This has been a strong year not only for cinema in general but also for documentary in particular. This has especially been the case for the genre’s more experimental, challenging, and even baffling hybrids. Amid the usual crop of character studies and TV-grade infotainments, a number of specimens, like Uruphong Raksasad’s Agrarian Utopia, Matt Porterfield’s Putty Hill, and Oliver Laxe’s You All Are Captains, splice narrative, nonfiction, and avant-garde forms into provocative new cinematic species. But for sheer bravado, few can challenge Clio Barnard’s fascinating, lacerating The Arbor. Tracing the troubled legacy of Yorkshire playwright Andrea Dunbar and Brafferton Arbor in Buttershaw council estate, Barnard deploys a host of documentary and dramatic devices to weave a knotty and expansive biographical and historical tapestry. These include skillful amalgamations of art and life, as when open-air performances of scenes from Dunbar plays like The Arbor and Rita, Sue, and Bob, Too in present-day Buttershaw contrast with the early-eighties archival images from old BBC profiles on Dunbar and the Arbor itself. But bolder still is her striking, uncanny suturing of image and sound: onscreen, we see actors in dreamy recreations of actual locations lip-synching to audio interviews with the film's actual subjects. Here, Barnard pits hearing and vision against each other to create variegated retellings of raw tales of cyclical poverty, violence, and dependency. Complexly heartbreaking, amusing, and discomfiting, the film routinely destabilizes any position of distanced, omniscient reportage, instead creating a kind of enclosure in which the spectator can sift through the often cluttered and contrary representational forms of testimony and hearsay, storytelling and gossip, drama and TV news. —LG

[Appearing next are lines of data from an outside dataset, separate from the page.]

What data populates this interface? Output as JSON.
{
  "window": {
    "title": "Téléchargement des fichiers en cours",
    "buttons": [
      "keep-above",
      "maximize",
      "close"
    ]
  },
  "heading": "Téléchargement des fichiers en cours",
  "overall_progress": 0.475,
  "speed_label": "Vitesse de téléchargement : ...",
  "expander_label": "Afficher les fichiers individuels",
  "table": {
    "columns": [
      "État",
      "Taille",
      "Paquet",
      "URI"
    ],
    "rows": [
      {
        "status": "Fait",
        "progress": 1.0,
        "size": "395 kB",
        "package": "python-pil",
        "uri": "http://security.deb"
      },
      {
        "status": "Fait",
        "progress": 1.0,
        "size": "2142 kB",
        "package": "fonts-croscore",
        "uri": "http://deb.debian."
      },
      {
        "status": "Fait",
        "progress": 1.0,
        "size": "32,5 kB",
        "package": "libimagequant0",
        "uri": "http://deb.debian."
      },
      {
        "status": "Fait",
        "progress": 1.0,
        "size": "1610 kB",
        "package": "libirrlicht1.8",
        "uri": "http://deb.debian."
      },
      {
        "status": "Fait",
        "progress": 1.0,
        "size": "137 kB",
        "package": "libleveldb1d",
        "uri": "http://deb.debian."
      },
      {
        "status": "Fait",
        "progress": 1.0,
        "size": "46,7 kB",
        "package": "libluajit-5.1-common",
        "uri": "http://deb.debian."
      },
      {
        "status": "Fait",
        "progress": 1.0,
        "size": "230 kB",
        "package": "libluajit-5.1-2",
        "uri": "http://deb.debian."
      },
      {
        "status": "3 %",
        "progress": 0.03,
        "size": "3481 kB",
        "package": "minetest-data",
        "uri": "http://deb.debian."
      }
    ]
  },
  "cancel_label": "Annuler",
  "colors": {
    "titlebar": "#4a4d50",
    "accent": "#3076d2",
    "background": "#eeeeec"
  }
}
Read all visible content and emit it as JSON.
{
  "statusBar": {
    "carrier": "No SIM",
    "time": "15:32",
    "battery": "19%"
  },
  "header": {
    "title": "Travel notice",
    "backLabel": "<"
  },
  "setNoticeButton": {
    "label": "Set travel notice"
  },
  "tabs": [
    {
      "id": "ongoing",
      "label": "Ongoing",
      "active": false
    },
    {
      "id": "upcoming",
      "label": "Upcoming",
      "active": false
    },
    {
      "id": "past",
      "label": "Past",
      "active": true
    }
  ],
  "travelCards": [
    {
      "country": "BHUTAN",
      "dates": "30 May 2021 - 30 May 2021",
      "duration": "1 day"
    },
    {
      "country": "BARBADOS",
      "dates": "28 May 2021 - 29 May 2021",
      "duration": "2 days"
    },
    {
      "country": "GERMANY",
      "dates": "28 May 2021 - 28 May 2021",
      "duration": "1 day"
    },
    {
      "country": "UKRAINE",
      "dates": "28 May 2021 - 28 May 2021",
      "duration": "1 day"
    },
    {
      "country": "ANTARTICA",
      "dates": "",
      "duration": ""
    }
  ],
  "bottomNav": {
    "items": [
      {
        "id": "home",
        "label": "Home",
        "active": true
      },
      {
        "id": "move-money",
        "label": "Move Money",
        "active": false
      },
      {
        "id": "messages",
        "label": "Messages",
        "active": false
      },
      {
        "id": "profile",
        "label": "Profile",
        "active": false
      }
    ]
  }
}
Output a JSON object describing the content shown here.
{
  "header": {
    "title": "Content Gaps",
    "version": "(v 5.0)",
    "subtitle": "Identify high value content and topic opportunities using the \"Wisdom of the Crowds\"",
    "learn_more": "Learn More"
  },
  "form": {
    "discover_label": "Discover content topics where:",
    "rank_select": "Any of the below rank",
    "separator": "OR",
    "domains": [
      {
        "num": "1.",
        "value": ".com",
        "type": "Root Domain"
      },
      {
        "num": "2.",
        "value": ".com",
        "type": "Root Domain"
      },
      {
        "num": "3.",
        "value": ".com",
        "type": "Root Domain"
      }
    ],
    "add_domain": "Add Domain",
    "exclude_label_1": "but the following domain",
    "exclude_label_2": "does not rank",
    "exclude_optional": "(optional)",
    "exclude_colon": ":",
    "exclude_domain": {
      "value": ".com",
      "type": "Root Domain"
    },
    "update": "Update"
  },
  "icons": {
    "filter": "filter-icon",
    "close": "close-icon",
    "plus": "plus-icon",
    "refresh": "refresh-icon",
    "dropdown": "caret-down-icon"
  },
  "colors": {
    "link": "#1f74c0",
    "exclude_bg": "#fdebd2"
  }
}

10. Historias extraordinarias
With gleeful, seeming effortlessness, new Argentinean director Mariano Llinás’s ambitiously titled Historias extraordinarias (Extraordinary Stories) weaves together the disparate narratives of X, a government surveyor turned obsessive shut-in after his unexpected involvement in a murder; Z, an agricultural administrator snapped out of the mundane by the hint of his predecessor’s complicity in international intrigue; and H, a fed-up engineer hired to sail down a river to catalogue evidence of an abandoned civil works project. To tell their tales, Llinás employs a wide variety of narrative devices: split screens, flashbacks-within-flashbacks, newspaper articles, montages of photographs discovered by his characters, and, its most striking element, a pervasive and often unreliable omniscient voiceover narration that runs nearly the length of the four-and-a-half-hour film. The result is one of the boldest and most surprising films in years, which blithely ignores the rules of the game and gamely pushes ever onwards through its massive length, buoyed by a combination of literary intellect, chutzpah, and beautifully childlike naiveté. It’s rare enough to encounter a film that allows itself the time to meander, to indulge in illuminating wrong turns, false starts, and digressions, but Llinás’s multilayered adventure seems built almost entirely of the stuff lesser narratives would ignore. The three storylines never converge into some ungainly conclusion; instead, the film’s wild tales are united by dozens of echoed themes, as broad as love or loneliness or as specific as rural Argentinean architecture and environmental policy. Occasionally the stories meet for a fleeting moment, and the effect is electrifying, as though we’ve discovered a clue to unraveling some overarching mystery, itself comprised of its characters’ many miniature mysteries. What’s most astounding is that Llinás has squeezed so much of the human experience into what is ultimately a small amount of time. At once mercurial and accessible, inscrutable and amusing, his film might just as well have been called Extraordinary Storytelling. —FZ